However, reading that Simon Harris is listed on the sex offenders’ register rings major alarm bells. Organisations, when they hire people who will have any contact with children, require them to undertake a Disclosure and Barring Service (DBS), formerly referred to as a Criminal Records Bureau (CRB), check. The aim of this is specifically to screen out those who are unsuitable for work that involves children or vulnerable adults. I have had to fill out a CRB form at least four times for different jobs and volunteering in my life. When I accepted the offer for my current job, one of the first things I had to do was fill in a CRB check. This was despite the fact that I was actually to have little contact with children in my work. Indeed, the most often way that I interact with children at work is when their parents (mothers) bring them to meetings or workshops.

When reading the story, I kept wondering why, given Simon Harris was appointed by a British charity, did they not require him to fill in a DBS/ CRB form? This would have straight away flagged his previous history of sexual abuse of children under his care. I believe in rehabilitation of offenders and that, once someone has served their time, they should not be penalised for their criminal history. However, someone who has a history of sexually abusing children should not be put in a position where he has power over children. His behaviour, not only amounted to sexual abuse and a crime, but was also an abuse of his position. In this case, the head of an education charity promised young, vulnerable street boys access to education in order to get them into his house.

What seemed to me like an appalling lack of due diligence by a nameless charity became clearer when I read that Simon Harris set up VAE, the organisation concerned. What kinds of regulation or standards are followed when the person in question is the one in charge?

Why did magistrates overturn a ban on him travelling to Kenya? He said he had notified Kenyan authorities of his conviction and that the police there would monitor his actions. It turns out he had doctored these documents, but even if this was true, what was the reasoning of magistrates that a man who had plead guilty to indecent assault against children and been barred from working in state schools in England should continue doing education work with children in Kenya? A serious case review has been launched into the case to see if authorities should have done anything differently. I hope they can learn from this to make sure that nothing similar happens again.

How much of all of this was influenced by the fact that it was Kenyan street children in question? Not only were they African children in a far off land, but also they were street children and therefore some of the most vulnerable and marginalised. Their realities were such that boys were willing to endure abuse to get food and shelter. According to Kelvin Lay, a National Crime Agency child abuse investigator, ‘One victim described it as the difference between heaven and hell. It was like they were suffering this sexual abuse to be in heaven rather than going back to hell.’

Considered ‘vermin’ by many, who would have listened to them? Even if they had tried to speak out before, they would have been highly likely to be dismissed. After all, who would believe the word of boys living on the street against that of a middle aged white British male charity head? Even if they had believed them, very few would have gone up against the hierarchies of whiteness, maleness and Britishness in power.

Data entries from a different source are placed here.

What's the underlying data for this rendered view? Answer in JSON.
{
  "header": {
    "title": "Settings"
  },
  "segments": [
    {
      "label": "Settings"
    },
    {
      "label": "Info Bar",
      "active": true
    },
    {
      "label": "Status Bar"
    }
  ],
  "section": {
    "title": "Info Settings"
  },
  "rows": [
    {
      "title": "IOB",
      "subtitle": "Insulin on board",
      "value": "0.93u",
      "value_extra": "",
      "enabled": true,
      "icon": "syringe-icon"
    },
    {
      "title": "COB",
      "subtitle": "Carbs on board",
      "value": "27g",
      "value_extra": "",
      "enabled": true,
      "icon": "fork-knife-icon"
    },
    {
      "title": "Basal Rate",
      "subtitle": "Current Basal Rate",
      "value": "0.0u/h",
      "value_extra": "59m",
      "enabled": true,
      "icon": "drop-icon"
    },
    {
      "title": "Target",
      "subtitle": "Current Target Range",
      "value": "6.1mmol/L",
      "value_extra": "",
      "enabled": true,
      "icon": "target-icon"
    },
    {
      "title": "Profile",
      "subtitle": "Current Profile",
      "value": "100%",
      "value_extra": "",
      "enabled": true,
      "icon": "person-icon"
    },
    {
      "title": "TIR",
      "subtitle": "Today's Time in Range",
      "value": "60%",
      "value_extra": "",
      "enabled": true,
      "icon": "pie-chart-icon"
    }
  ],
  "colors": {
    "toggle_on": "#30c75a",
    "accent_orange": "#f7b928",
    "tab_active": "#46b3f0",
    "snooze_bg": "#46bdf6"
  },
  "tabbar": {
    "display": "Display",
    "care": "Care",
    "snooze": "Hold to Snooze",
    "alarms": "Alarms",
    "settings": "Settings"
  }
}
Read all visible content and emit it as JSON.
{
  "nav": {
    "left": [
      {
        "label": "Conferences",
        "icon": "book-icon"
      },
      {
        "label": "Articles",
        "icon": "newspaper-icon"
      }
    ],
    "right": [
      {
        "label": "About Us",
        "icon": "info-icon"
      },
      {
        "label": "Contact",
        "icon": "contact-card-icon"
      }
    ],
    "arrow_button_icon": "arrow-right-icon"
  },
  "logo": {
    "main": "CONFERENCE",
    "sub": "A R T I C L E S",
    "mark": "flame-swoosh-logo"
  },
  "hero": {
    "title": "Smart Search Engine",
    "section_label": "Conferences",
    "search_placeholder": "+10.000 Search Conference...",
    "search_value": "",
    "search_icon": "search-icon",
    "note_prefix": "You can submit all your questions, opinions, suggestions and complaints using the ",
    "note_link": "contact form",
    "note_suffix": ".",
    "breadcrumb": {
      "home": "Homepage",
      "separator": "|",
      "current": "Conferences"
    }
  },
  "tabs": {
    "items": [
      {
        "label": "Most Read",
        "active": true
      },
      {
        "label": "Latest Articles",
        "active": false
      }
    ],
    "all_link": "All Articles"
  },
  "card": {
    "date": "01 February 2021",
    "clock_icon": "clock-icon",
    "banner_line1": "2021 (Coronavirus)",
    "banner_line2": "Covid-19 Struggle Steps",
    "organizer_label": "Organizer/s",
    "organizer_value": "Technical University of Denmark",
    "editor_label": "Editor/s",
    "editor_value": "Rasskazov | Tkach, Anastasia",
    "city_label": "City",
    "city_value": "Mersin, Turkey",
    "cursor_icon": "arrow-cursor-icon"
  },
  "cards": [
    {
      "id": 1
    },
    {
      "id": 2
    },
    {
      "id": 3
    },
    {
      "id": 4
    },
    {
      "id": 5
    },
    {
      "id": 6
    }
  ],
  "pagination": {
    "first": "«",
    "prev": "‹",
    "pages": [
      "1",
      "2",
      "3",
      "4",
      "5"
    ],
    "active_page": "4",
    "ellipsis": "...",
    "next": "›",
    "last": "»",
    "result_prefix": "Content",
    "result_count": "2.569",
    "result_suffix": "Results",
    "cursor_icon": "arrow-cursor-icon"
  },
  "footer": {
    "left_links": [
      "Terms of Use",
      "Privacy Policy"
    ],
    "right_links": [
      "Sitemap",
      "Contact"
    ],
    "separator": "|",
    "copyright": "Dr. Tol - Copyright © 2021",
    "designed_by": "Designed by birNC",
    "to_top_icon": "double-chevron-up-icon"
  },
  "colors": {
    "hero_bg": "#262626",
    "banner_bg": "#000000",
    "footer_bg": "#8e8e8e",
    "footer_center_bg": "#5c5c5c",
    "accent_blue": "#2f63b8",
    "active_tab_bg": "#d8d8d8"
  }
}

After all, like peacekeepers before them, charity workers, especially white ones from Europe, North America or Australian, are considered as ‘saviours’, selflessly working for those poorer and less fortunate than themselves. Makua Matua writes of the Saviours – Victims – Savages triad of international human rights discourse whereby (black/ brown) victims have to be rescued from (black/brown) savages by (white) saviours. It is difficult enough to persuade people to interrogate this white saviour complex, let alone think that these ‘saviours’ can be abusers. Sexual abuse and exploitation in peacekeeping forces was exposed many years ago but progress to prevent and adequately respond to this continues to be slow. Let us hope that this case, if nothing else, leads to scrutiny, oversight and accountability of charity and aid workers.